Search the material and gather each line with "into" in it.

■ **DATASET EXTRACT**

--------------------------------------------------

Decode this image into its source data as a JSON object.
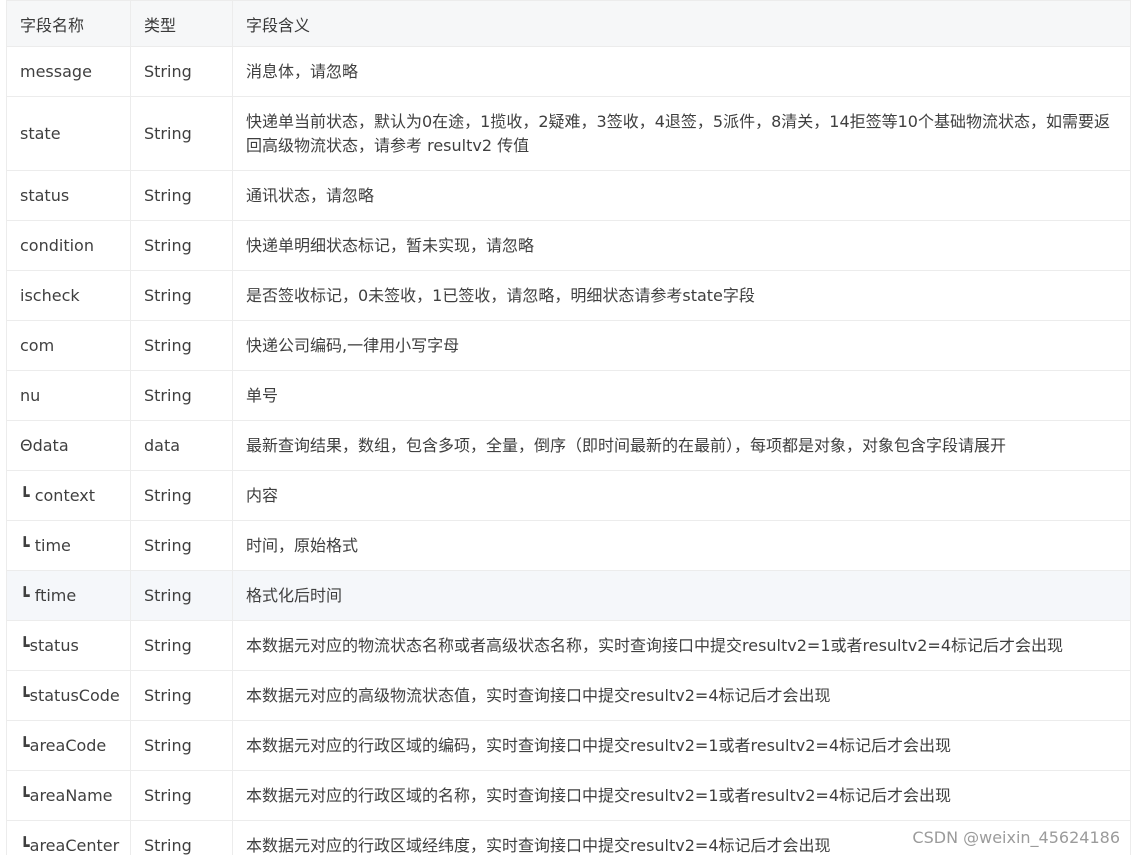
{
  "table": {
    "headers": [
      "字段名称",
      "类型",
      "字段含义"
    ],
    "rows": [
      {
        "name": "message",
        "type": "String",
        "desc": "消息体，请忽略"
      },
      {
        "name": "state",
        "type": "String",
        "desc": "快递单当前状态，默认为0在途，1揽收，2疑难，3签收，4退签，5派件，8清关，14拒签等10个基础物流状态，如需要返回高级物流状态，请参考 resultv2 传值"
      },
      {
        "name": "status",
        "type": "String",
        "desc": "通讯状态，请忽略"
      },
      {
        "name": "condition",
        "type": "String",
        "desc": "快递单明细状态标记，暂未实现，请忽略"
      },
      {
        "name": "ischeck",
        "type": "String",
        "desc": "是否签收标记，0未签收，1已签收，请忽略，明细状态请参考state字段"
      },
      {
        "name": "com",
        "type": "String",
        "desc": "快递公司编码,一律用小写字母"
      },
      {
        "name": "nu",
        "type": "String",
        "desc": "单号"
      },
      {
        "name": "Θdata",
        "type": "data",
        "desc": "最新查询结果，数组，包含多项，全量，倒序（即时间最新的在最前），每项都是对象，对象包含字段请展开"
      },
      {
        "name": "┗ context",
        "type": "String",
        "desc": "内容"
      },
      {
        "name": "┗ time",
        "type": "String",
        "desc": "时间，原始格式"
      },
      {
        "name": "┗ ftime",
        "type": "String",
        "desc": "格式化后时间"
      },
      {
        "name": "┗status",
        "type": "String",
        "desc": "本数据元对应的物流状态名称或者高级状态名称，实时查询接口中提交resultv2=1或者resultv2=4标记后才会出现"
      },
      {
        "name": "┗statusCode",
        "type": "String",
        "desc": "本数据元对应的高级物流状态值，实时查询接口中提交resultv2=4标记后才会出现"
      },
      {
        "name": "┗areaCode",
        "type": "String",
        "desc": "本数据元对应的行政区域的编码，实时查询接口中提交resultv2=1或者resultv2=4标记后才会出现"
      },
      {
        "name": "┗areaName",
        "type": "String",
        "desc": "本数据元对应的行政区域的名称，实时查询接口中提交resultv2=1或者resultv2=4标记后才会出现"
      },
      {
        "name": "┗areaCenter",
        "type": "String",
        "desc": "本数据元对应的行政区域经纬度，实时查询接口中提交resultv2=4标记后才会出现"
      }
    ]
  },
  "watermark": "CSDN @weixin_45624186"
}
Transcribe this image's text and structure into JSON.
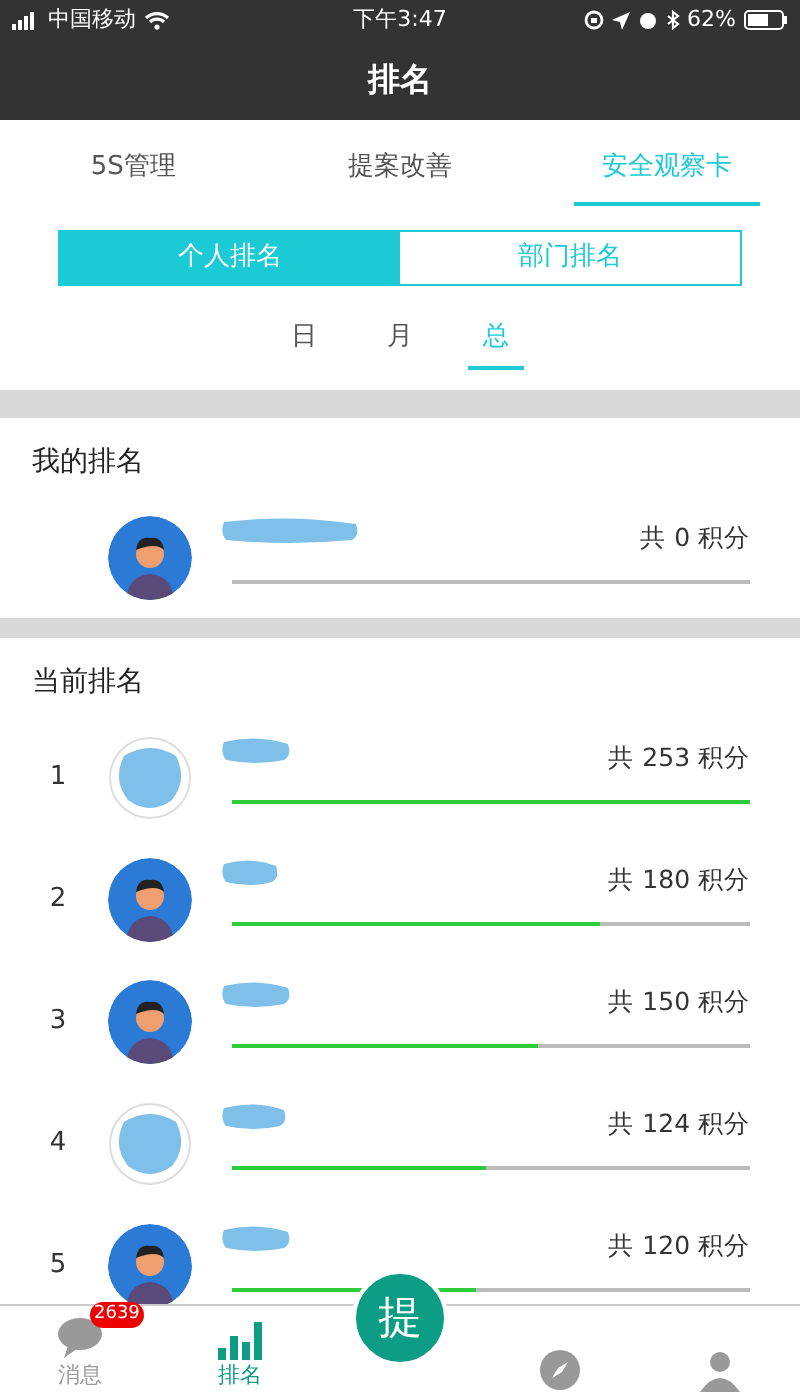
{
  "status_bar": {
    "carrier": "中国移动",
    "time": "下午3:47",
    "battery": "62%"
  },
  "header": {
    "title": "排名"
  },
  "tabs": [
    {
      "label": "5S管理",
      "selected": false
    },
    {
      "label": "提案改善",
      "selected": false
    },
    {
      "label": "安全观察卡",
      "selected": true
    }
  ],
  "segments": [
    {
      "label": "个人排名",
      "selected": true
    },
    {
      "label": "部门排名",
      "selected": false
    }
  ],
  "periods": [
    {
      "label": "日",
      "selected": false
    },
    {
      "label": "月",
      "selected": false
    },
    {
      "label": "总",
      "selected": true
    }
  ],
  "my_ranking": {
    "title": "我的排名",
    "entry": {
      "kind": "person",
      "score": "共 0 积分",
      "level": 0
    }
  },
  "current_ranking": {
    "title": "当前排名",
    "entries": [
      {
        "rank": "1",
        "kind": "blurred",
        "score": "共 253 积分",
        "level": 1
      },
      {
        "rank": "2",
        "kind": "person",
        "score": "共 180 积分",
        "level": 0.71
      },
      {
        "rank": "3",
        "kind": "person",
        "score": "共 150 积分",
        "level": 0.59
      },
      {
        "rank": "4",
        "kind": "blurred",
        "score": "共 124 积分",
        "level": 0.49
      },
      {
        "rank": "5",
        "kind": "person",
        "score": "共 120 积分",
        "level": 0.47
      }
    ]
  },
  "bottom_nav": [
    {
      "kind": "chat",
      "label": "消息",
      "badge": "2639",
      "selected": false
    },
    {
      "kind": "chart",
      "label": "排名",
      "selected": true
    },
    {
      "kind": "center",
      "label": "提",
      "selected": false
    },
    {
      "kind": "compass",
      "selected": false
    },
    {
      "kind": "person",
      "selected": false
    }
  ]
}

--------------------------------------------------

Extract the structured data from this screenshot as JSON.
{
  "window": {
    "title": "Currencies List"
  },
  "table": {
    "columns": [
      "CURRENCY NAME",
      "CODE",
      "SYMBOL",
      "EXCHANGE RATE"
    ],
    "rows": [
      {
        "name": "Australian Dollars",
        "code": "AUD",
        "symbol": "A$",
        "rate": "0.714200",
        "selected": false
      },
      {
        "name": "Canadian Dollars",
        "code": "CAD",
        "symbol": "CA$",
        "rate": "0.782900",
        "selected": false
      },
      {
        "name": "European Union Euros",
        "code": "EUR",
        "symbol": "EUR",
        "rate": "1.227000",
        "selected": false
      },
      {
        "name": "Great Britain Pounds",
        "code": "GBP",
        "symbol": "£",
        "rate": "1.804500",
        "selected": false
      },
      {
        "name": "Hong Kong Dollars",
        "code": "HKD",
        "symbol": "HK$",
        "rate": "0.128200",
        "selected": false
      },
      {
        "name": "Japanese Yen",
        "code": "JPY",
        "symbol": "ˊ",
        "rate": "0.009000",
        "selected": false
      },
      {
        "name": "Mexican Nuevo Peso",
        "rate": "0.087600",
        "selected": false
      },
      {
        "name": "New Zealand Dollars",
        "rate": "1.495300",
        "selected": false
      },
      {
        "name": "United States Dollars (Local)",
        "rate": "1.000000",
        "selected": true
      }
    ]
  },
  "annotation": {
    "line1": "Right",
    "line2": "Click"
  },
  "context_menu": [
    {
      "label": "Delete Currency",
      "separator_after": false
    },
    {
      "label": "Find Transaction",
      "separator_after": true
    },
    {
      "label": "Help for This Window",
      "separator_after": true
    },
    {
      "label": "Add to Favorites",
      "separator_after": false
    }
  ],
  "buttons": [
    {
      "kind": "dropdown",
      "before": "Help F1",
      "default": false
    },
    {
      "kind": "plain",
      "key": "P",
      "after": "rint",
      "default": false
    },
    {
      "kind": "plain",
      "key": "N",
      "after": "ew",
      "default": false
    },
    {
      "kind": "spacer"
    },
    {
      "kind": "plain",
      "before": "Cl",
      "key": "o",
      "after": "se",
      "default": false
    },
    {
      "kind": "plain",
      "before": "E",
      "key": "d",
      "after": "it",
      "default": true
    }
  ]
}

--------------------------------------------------

■ **OUTPUT FOR THIS EXERCISE**
Decode this image into its source data as a JSON object.
Transcribe this image's text and structure into JSON.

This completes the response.